Yesterday in the centre of Beirut the army blocked off roads after a suspicious vehicle was found. It apparently contained some explosives and was thought to be a booby trap. At around the same time, Olympic skier Jackie Chamoun, currently in Sochi competing in Alpine skiing, was the talk of social media when images and video footage of her posing without much on, emerged.
Along with others at the ski resort of Faraya, both men and women, including another Olympic skier, Chirine Njeim, she can be seen lounging around in the snow, chests and bottoms just covered. By European standards it's all pretty harmless. And even in Lebanon, it doesn't seem to be that staggering (note a few years ago at the same resort the Lebanese underwear chain K-Lynn held a lingerie show during winter, where girls tottered around in thongs, insignificant bras and thigh-high bras).

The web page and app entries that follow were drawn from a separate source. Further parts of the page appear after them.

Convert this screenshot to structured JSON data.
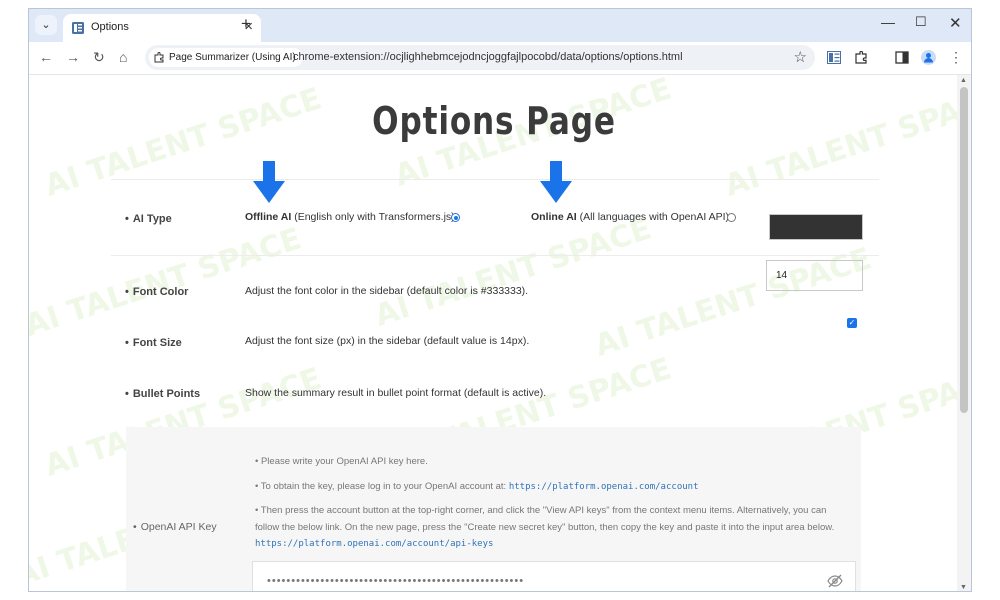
{
  "browser": {
    "tab_title": "Options",
    "tab_close": "×",
    "new_tab": "+",
    "extension_chip": "Page Summarizer (Using AI)",
    "url": "chrome-extension://ocjlighhebmcejodncjoggfajlpocobd/data/options/options.html"
  },
  "watermark": "AI TALENT SPACE",
  "page": {
    "title": "Options Page"
  },
  "ai_type": {
    "label": "AI Type",
    "offline_bold": "Offline AI",
    "offline_rest": " (English only with Transformers.js)",
    "online_bold": "Online AI",
    "online_rest": " (All languages with OpenAI API)",
    "selected": "offline"
  },
  "font_color": {
    "label": "Font Color",
    "desc": "Adjust the font color in the sidebar (default color is #333333).",
    "value": "#333333"
  },
  "font_size": {
    "label": "Font Size",
    "desc": "Adjust the font size (px) in the sidebar (default value is 14px).",
    "value": "14"
  },
  "bullet_points": {
    "label": "Bullet Points",
    "desc": "Show the summary result in bullet point format (default is active).",
    "checked": true
  },
  "api_key": {
    "label": "OpenAI API Key",
    "line1": "Please write your OpenAI API key here.",
    "line2_text": "To obtain the key, please log in to your OpenAI account at: ",
    "line2_link": "https://platform.openai.com/account",
    "line3_text_a": "Then press the account button at the top-right corner, and click the \"View API keys\" from the context menu items. Alternatively, you can",
    "line3_text_b": "follow the below link. On the new page, press the \"Create new secret key\" button, then copy the key and paste it into the input area below.",
    "line3_link": "https://platform.openai.com/account/api-keys",
    "masked_value": "•••••••••••••••••••••••••••••••••••••••••••••••••••••"
  },
  "colors": {
    "accent": "#1a73e8",
    "arrow": "#1a73e8",
    "title": "#3b3b3b",
    "watermark": "#82c846"
  }
}
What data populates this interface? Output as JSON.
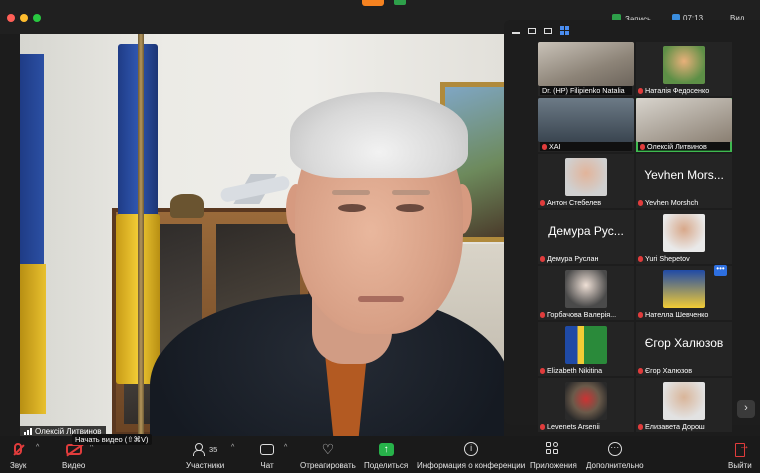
{
  "titlebar": {
    "recording_label": "Запись",
    "time": "07:13",
    "view_label": "Вид"
  },
  "main_video": {
    "speaker_name": "Олексій Литвинов"
  },
  "tooltip": "Начать видео (⇧⌘V)",
  "gallery": {
    "tiles": [
      {
        "name": "Dr. (HP) Filipienko Natalia",
        "type": "video",
        "muted": false
      },
      {
        "name": "Наталія Федосенко",
        "type": "photo",
        "muted": true
      },
      {
        "name": "ХАІ",
        "type": "video",
        "muted": true
      },
      {
        "name": "Олексій Литвинов",
        "type": "video",
        "muted": true,
        "active": true
      },
      {
        "name": "Антон Стебелев",
        "type": "photo",
        "muted": true
      },
      {
        "name": "Yevhen Morshch",
        "big_name": "Yevhen Mors...",
        "type": "text",
        "muted": true
      },
      {
        "name": "Демура Руслан",
        "big_name": "Демура Рус...",
        "type": "text",
        "muted": true
      },
      {
        "name": "Yuri Shepetov",
        "type": "photo",
        "muted": true
      },
      {
        "name": "Горбачова Валерія...",
        "type": "photo",
        "muted": true
      },
      {
        "name": "Нателла Шевченко",
        "type": "photo",
        "muted": true
      },
      {
        "name": "Elizabeth Nikitina",
        "type": "photo",
        "muted": true
      },
      {
        "name": "Єгор Халюзов",
        "big_name": "Єгор Халюзов",
        "type": "text",
        "muted": true
      },
      {
        "name": "Levenets Arsenii",
        "type": "photo",
        "muted": true
      },
      {
        "name": "Елизавета Дорош",
        "type": "photo",
        "muted": true
      }
    ]
  },
  "toolbar": {
    "audio": "Звук",
    "video": "Видео",
    "participants": "Участники",
    "participants_count": "35",
    "chat": "Чат",
    "react": "Отреагировать",
    "share": "Поделиться",
    "info": "Информация о конференции",
    "apps": "Приложения",
    "more": "Дополнительно",
    "leave": "Выйти"
  },
  "colors": {
    "accent_green": "#3fb950",
    "mute_red": "#e03c3c",
    "share_green": "#27b24a",
    "grid_blue": "#4a8df0"
  }
}
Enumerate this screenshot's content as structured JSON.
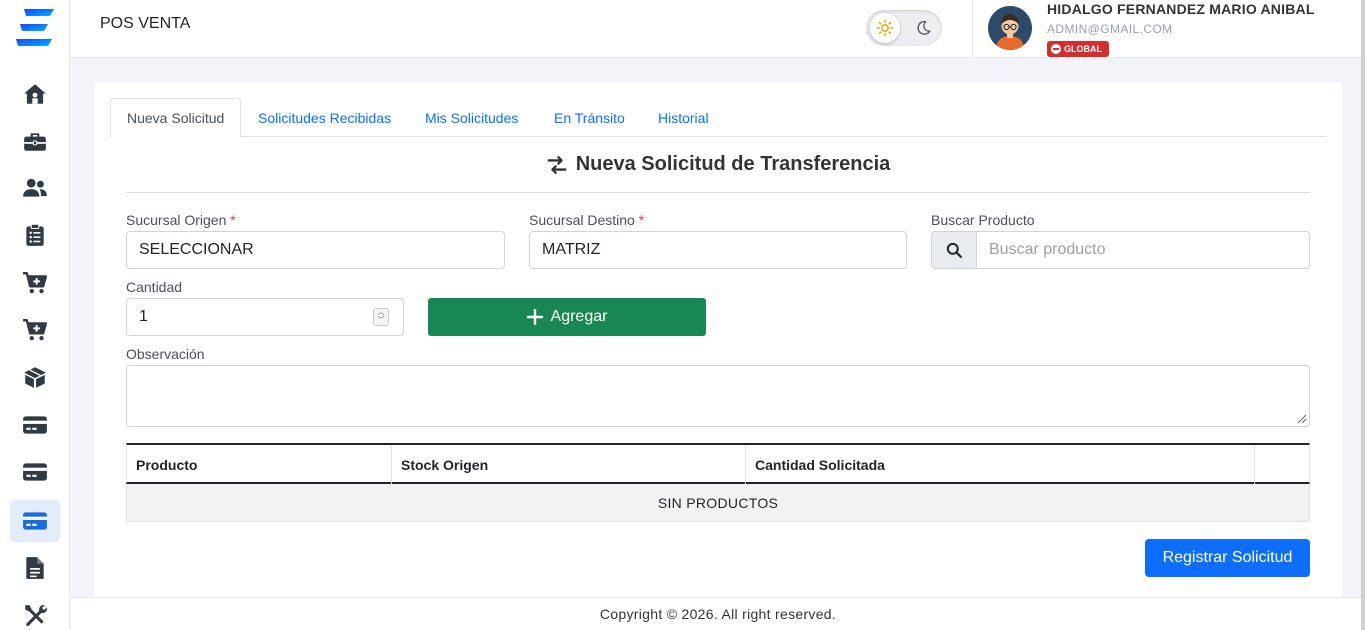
{
  "header": {
    "app_title": "POS VENTA",
    "user_name": "HIDALGO FERNANDEZ MARIO ANIBAL",
    "user_email": "ADMIN@GMAIL.COM",
    "badge": "GLOBAL"
  },
  "sidebar": {
    "items": [
      {
        "icon": "home-icon"
      },
      {
        "icon": "briefcase-icon"
      },
      {
        "icon": "users-icon"
      },
      {
        "icon": "clipboard-list-icon"
      },
      {
        "icon": "cart-plus-icon"
      },
      {
        "icon": "cart-plus-icon"
      },
      {
        "icon": "box-open-icon"
      },
      {
        "icon": "credit-card-icon"
      },
      {
        "icon": "credit-card-icon"
      },
      {
        "icon": "credit-card-icon",
        "active": true
      },
      {
        "icon": "file-text-icon"
      },
      {
        "icon": "tools-icon"
      }
    ]
  },
  "tabs": [
    {
      "label": "Nueva Solicitud",
      "active": true
    },
    {
      "label": "Solicitudes Recibidas"
    },
    {
      "label": "Mis Solicitudes"
    },
    {
      "label": "En Tránsito"
    },
    {
      "label": "Historial"
    }
  ],
  "form": {
    "title": "Nueva Solicitud de Transferencia",
    "origen_label": "Sucursal Origen",
    "origen_value": "SELECCIONAR",
    "destino_label": "Sucursal Destino",
    "destino_value": "MATRIZ",
    "required_mark": "*",
    "buscar_label": "Buscar Producto",
    "buscar_placeholder": "Buscar producto",
    "cantidad_label": "Cantidad",
    "cantidad_value": "1",
    "agregar_label": "Agregar",
    "observacion_label": "Observación",
    "registrar_label": "Registrar Solicitud"
  },
  "table": {
    "columns": [
      "Producto",
      "Stock Origen",
      "Cantidad Solicitada",
      ""
    ],
    "empty_text": "SIN PRODUCTOS"
  },
  "footer": {
    "copyright": "Copyright © 2026. All right reserved."
  },
  "colors": {
    "primary": "#0d6efd",
    "success": "#198754",
    "badge": "#d32f2f",
    "icon": "#2f3a45",
    "active_icon": "#1a6dd8"
  }
}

What has been staggering though is the reaction. There have been several types. First there is the 'cover it up love' reaction. People who wish we would all focus more on the sports than the naked flesh. Then there is the 'absolutely appalled' reaction - so bad that apparently the Minister for Youth and Culture got the Lebanese Olympic Committee on the blower and demanded an investigation into the affair. This was then counteracted by the 'don't be so oppressive' camp of commentators - in the last 24 hours Lebanon's popular #notamartyr campaign seems to have been overtaken by a #iamnotnaked campaign. People are posting semi-nude holding up placards saying #stripforjackie and #notascandal.
(no boobs here)
Whether in support of Chamoun and the right to pose semi-nude in the snow, all of the reactions beg the question - why is there not such fast and furious feedback to citizenship rights, domestic abuse, and corruption. Oh, and sectarianism.
Chamoun herself has released a statement asking that people stop sharing the images on social media so that she can concentrate on her training and the race in Sochi. Sounds like a good idea.Suggest a correction